- _Your objective_: Output the listing exactly, leaving out no line.

- _Data listing_:
════════
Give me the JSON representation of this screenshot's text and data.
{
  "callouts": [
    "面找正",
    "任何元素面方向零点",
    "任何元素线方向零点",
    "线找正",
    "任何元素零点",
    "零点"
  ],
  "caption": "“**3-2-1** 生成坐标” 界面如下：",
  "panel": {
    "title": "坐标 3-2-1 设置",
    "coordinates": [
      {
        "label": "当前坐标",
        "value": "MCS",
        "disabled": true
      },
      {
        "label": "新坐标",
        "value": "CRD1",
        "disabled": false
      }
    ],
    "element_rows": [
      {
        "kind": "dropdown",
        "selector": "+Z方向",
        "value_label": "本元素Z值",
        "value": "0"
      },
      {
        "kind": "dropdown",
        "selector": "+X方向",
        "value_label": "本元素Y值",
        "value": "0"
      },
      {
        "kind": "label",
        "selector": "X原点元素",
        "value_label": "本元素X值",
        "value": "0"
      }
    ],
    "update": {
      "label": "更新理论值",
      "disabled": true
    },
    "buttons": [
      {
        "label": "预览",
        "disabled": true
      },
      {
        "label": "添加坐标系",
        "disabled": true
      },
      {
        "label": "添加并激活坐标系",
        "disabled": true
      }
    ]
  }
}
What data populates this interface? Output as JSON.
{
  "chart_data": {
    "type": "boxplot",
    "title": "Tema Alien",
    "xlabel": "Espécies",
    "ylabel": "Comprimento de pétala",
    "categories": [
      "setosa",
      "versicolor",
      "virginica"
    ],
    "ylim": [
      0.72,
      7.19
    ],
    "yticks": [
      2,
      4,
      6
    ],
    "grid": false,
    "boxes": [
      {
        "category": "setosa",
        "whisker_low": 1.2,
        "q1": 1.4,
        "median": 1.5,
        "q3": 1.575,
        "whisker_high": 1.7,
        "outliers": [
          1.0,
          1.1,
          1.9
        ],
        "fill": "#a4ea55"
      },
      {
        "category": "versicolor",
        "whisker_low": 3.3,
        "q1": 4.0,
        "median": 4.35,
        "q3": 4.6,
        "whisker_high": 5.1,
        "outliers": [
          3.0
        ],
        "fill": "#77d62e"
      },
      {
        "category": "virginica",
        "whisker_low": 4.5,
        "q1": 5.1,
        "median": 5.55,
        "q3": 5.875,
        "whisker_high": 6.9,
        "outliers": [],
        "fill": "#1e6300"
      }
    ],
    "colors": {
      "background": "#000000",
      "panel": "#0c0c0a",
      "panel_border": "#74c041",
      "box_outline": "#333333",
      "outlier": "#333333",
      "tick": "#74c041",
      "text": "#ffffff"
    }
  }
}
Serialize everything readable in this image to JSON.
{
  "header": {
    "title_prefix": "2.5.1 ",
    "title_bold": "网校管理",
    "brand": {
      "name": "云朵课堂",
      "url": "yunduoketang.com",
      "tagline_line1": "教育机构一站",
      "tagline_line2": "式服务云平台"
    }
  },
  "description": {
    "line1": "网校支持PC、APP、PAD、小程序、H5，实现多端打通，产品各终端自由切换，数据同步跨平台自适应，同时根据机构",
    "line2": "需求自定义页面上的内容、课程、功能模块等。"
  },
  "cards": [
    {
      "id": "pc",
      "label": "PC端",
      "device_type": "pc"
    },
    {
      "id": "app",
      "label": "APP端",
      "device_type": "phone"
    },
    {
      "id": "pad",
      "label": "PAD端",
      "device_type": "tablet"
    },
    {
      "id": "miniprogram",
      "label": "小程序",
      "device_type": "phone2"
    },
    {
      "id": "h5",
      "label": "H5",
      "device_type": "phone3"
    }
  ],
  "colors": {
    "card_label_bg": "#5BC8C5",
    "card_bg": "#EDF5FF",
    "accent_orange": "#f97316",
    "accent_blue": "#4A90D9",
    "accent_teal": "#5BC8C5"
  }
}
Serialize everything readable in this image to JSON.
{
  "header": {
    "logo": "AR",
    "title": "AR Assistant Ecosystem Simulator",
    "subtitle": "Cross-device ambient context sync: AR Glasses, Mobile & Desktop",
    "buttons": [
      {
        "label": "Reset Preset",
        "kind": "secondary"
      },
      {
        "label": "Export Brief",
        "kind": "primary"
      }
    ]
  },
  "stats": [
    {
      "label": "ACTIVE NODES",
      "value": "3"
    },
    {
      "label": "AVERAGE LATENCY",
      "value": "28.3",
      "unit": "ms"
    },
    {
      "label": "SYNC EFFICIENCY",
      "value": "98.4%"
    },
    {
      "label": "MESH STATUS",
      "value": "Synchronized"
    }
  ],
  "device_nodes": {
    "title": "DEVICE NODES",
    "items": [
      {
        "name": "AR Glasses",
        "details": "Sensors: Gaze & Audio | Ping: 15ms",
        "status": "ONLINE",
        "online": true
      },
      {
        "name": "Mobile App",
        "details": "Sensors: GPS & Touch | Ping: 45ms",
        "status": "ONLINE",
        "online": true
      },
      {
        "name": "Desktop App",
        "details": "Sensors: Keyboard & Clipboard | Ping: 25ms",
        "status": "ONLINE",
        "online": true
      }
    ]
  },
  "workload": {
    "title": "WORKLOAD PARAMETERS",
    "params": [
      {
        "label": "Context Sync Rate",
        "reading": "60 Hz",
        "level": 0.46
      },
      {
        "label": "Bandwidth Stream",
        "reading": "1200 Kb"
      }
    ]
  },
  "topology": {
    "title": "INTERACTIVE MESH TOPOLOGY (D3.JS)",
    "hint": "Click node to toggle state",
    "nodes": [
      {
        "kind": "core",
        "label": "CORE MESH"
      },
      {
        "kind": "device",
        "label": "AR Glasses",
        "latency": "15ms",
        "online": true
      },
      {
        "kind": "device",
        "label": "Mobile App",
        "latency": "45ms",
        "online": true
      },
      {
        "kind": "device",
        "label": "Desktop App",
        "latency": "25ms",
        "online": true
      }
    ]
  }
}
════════
- _Your response_:
Give me the JSON representation of this screenshot's text and data.
{
  "callouts": [
    "面找正",
    "任何元素面方向零点",
    "任何元素线方向零点",
    "线找正",
    "任何元素零点",
    "零点"
  ],
  "caption": "“**3-2-1** 生成坐标” 界面如下：",
  "panel": {
    "title": "坐标 3-2-1 设置",
    "coordinates": [
      {
        "label": "当前坐标",
        "value": "MCS",
        "disabled": true
      },
      {
        "label": "新坐标",
        "value": "CRD1",
        "disabled": false
      }
    ],
    "element_rows": [
      {
        "kind": "dropdown",
        "selector": "+Z方向",
        "value_label": "本元素Z值",
        "value": "0"
      },
      {
        "kind": "dropdown",
        "selector": "+X方向",
        "value_label": "本元素Y值",
        "value": "0"
      },
      {
        "kind": "label",
        "selector": "X原点元素",
        "value_label": "本元素X值",
        "value": "0"
      }
    ],
    "update": {
      "label": "更新理论值",
      "disabled": true
    },
    "buttons": [
      {
        "label": "预览",
        "disabled": true
      },
      {
        "label": "添加坐标系",
        "disabled": true
      },
      {
        "label": "添加并激活坐标系",
        "disabled": true
      }
    ]
  }
}
What data populates this interface? Output as JSON.
{
  "chart_data": {
    "type": "boxplot",
    "title": "Tema Alien",
    "xlabel": "Espécies",
    "ylabel": "Comprimento de pétala",
    "categories": [
      "setosa",
      "versicolor",
      "virginica"
    ],
    "ylim": [
      0.72,
      7.19
    ],
    "yticks": [
      2,
      4,
      6
    ],
    "grid": false,
    "boxes": [
      {
        "category": "setosa",
        "whisker_low": 1.2,
        "q1": 1.4,
        "median": 1.5,
        "q3": 1.575,
        "whisker_high": 1.7,
        "outliers": [
          1.0,
          1.1,
          1.9
        ],
        "fill": "#a4ea55"
      },
      {
        "category": "versicolor",
        "whisker_low": 3.3,
        "q1": 4.0,
        "median": 4.35,
        "q3": 4.6,
        "whisker_high": 5.1,
        "outliers": [
          3.0
        ],
        "fill": "#77d62e"
      },
      {
        "category": "virginica",
        "whisker_low": 4.5,
        "q1": 5.1,
        "median": 5.55,
        "q3": 5.875,
        "whisker_high": 6.9,
        "outliers": [],
        "fill": "#1e6300"
      }
    ],
    "colors": {
      "background": "#000000",
      "panel": "#0c0c0a",
      "panel_border": "#74c041",
      "box_outline": "#333333",
      "outlier": "#333333",
      "tick": "#74c041",
      "text": "#ffffff"
    }
  }
}
Serialize everything readable in this image to JSON.
{
  "header": {
    "title_prefix": "2.5.1 ",
    "title_bold": "网校管理",
    "brand": {
      "name": "云朵课堂",
      "url": "yunduoketang.com",
      "tagline_line1": "教育机构一站",
      "tagline_line2": "式服务云平台"
    }
  },
  "description": {
    "line1": "网校支持PC、APP、PAD、小程序、H5，实现多端打通，产品各终端自由切换，数据同步跨平台自适应，同时根据机构",
    "line2": "需求自定义页面上的内容、课程、功能模块等。"
  },
  "cards": [
    {
      "id": "pc",
      "label": "PC端",
      "device_type": "pc"
    },
    {
      "id": "app",
      "label": "APP端",
      "device_type": "phone"
    },
    {
      "id": "pad",
      "label": "PAD端",
      "device_type": "tablet"
    },
    {
      "id": "miniprogram",
      "label": "小程序",
      "device_type": "phone2"
    },
    {
      "id": "h5",
      "label": "H5",
      "device_type": "phone3"
    }
  ],
  "colors": {
    "card_label_bg": "#5BC8C5",
    "card_bg": "#EDF5FF",
    "accent_orange": "#f97316",
    "accent_blue": "#4A90D9",
    "accent_teal": "#5BC8C5"
  }
}
Serialize everything readable in this image to JSON.
{
  "header": {
    "logo": "AR",
    "title": "AR Assistant Ecosystem Simulator",
    "subtitle": "Cross-device ambient context sync: AR Glasses, Mobile & Desktop",
    "buttons": [
      {
        "label": "Reset Preset",
        "kind": "secondary"
      },
      {
        "label": "Export Brief",
        "kind": "primary"
      }
    ]
  },
  "stats": [
    {
      "label": "ACTIVE NODES",
      "value": "3"
    },
    {
      "label": "AVERAGE LATENCY",
      "value": "28.3",
      "unit": "ms"
    },
    {
      "label": "SYNC EFFICIENCY",
      "value": "98.4%"
    },
    {
      "label": "MESH STATUS",
      "value": "Synchronized"
    }
  ],
  "device_nodes": {
    "title": "DEVICE NODES",
    "items": [
      {
        "name": "AR Glasses",
        "details": "Sensors: Gaze & Audio | Ping: 15ms",
        "status": "ONLINE",
        "online": true
      },
      {
        "name": "Mobile App",
        "details": "Sensors: GPS & Touch | Ping: 45ms",
        "status": "ONLINE",
        "online": true
      },
      {
        "name": "Desktop App",
        "details": "Sensors: Keyboard & Clipboard | Ping: 25ms",
        "status": "ONLINE",
        "online": true
      }
    ]
  },
  "workload": {
    "title": "WORKLOAD PARAMETERS",
    "params": [
      {
        "label": "Context Sync Rate",
        "reading": "60 Hz",
        "level": 0.46
      },
      {
        "label": "Bandwidth Stream",
        "reading": "1200 Kb"
      }
    ]
  },
  "topology": {
    "title": "INTERACTIVE MESH TOPOLOGY (D3.JS)",
    "hint": "Click node to toggle state",
    "nodes": [
      {
        "kind": "core",
        "label": "CORE MESH"
      },
      {
        "kind": "device",
        "label": "AR Glasses",
        "latency": "15ms",
        "online": true
      },
      {
        "kind": "device",
        "label": "Mobile App",
        "latency": "45ms",
        "online": true
      },
      {
        "kind": "device",
        "label": "Desktop App",
        "latency": "25ms",
        "online": true
      }
    ]
  }
}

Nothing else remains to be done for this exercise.